**What is expected**
From first line to last, copy the material below exactly.

**Data extract**
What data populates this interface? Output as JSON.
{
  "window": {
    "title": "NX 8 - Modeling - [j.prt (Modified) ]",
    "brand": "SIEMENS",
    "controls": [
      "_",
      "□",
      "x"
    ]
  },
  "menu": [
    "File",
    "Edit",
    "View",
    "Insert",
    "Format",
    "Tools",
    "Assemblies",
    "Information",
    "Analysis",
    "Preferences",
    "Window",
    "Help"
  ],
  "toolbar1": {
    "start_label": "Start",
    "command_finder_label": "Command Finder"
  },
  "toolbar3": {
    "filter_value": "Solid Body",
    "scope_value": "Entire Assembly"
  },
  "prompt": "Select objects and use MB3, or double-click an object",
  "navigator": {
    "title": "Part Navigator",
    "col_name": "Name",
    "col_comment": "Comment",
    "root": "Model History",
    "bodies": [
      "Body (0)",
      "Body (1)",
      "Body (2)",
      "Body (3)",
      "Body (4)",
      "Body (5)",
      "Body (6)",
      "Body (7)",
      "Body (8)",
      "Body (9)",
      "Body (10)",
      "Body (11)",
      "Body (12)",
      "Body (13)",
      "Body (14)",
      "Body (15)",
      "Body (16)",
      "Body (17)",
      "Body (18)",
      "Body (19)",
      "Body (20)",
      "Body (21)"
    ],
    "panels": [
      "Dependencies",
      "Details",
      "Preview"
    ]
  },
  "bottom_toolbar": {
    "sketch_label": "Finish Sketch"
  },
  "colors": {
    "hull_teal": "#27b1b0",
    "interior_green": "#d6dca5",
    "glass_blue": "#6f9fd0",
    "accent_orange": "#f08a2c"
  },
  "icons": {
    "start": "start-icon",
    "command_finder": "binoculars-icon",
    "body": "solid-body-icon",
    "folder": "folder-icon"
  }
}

**Response**
What data populates this interface? Output as JSON.
{
  "window": {
    "title": "NX 8 - Modeling - [j.prt (Modified) ]",
    "brand": "SIEMENS",
    "controls": [
      "_",
      "□",
      "x"
    ]
  },
  "menu": [
    "File",
    "Edit",
    "View",
    "Insert",
    "Format",
    "Tools",
    "Assemblies",
    "Information",
    "Analysis",
    "Preferences",
    "Window",
    "Help"
  ],
  "toolbar1": {
    "start_label": "Start",
    "command_finder_label": "Command Finder"
  },
  "toolbar3": {
    "filter_value": "Solid Body",
    "scope_value": "Entire Assembly"
  },
  "prompt": "Select objects and use MB3, or double-click an object",
  "navigator": {
    "title": "Part Navigator",
    "col_name": "Name",
    "col_comment": "Comment",
    "root": "Model History",
    "bodies": [
      "Body (0)",
      "Body (1)",
      "Body (2)",
      "Body (3)",
      "Body (4)",
      "Body (5)",
      "Body (6)",
      "Body (7)",
      "Body (8)",
      "Body (9)",
      "Body (10)",
      "Body (11)",
      "Body (12)",
      "Body (13)",
      "Body (14)",
      "Body (15)",
      "Body (16)",
      "Body (17)",
      "Body (18)",
      "Body (19)",
      "Body (20)",
      "Body (21)"
    ],
    "panels": [
      "Dependencies",
      "Details",
      "Preview"
    ]
  },
  "bottom_toolbar": {
    "sketch_label": "Finish Sketch"
  },
  "colors": {
    "hull_teal": "#27b1b0",
    "interior_green": "#d6dca5",
    "glass_blue": "#6f9fd0",
    "accent_orange": "#f08a2c"
  },
  "icons": {
    "start": "start-icon",
    "command_finder": "binoculars-icon",
    "body": "solid-body-icon",
    "folder": "folder-icon"
  }
}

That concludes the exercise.